> [Problem details]: Some lines in the listing hold the word "Servers". Return each of them.
---
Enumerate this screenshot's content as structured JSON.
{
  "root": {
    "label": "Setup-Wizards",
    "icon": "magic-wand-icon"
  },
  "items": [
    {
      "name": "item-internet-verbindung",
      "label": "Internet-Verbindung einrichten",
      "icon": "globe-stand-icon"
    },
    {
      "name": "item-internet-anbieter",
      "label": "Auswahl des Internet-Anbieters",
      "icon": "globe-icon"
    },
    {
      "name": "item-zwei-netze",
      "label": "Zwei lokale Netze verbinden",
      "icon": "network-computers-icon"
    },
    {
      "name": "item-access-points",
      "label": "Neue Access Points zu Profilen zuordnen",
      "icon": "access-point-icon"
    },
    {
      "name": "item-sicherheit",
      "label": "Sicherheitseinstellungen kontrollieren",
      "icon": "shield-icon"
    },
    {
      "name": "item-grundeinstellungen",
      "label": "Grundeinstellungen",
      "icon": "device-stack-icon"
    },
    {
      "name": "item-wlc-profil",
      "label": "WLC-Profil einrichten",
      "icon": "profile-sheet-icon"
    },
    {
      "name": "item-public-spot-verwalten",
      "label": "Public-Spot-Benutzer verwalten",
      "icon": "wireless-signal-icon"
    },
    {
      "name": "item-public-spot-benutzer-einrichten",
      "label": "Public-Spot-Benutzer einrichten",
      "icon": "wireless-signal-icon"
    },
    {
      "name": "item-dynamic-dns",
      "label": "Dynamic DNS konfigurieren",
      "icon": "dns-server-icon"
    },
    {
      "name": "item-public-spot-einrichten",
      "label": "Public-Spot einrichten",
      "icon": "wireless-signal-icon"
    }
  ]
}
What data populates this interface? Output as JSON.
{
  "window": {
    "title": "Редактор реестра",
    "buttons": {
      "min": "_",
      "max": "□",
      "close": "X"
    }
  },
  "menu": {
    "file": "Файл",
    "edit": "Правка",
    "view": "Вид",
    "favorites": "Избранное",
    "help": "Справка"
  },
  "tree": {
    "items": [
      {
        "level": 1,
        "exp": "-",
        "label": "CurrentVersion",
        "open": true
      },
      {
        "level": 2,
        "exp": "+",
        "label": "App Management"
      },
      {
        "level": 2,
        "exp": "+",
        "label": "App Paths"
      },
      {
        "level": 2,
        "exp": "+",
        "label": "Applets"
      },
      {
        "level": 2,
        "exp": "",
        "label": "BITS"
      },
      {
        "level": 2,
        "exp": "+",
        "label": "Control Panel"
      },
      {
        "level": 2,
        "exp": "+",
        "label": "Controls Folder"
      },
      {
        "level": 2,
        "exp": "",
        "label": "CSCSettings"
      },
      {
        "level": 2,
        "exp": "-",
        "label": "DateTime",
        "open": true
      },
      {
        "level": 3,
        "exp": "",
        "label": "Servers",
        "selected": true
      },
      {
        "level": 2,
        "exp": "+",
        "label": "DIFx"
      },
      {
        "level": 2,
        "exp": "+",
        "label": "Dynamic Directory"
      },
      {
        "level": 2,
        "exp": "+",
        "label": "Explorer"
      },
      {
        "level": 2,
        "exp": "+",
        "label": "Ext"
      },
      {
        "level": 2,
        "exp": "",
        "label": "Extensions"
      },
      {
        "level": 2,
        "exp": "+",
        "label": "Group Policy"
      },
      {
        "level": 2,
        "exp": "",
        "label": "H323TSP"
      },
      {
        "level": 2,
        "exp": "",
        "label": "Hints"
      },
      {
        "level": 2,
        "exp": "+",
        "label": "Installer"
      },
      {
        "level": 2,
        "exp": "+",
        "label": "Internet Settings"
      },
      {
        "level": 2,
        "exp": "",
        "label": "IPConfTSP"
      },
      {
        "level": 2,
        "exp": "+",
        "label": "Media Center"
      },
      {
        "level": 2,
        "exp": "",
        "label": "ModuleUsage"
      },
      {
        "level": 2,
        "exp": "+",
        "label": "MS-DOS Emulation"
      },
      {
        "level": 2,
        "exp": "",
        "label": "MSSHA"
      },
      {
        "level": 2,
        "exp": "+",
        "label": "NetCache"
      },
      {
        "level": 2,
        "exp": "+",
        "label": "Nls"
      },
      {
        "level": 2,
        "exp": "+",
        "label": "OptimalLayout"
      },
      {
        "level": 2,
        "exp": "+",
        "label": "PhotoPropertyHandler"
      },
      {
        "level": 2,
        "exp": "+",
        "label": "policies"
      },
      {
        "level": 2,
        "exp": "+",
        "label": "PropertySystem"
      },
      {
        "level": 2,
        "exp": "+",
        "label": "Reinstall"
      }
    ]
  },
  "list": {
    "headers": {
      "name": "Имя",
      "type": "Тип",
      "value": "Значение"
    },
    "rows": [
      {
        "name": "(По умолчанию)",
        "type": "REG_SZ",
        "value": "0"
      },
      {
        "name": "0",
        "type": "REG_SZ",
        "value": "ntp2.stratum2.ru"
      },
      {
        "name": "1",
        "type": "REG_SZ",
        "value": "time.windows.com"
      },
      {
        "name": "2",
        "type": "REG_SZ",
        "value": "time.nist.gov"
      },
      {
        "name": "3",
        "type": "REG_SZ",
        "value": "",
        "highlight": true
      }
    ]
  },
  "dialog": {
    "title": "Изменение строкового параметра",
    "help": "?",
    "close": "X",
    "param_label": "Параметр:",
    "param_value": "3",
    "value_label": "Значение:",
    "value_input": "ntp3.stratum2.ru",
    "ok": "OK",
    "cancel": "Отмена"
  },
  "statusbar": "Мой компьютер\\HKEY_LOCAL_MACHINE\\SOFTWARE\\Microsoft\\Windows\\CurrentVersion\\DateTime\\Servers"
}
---
> [Exercise result]:
        "label": "Servers",
  "statusbar": "Мой компьютер\\HKEY_LOCAL_MACHINE\\SOFTWARE\\Microsoft\\Windows\\CurrentVersion\\DateTime\\Servers"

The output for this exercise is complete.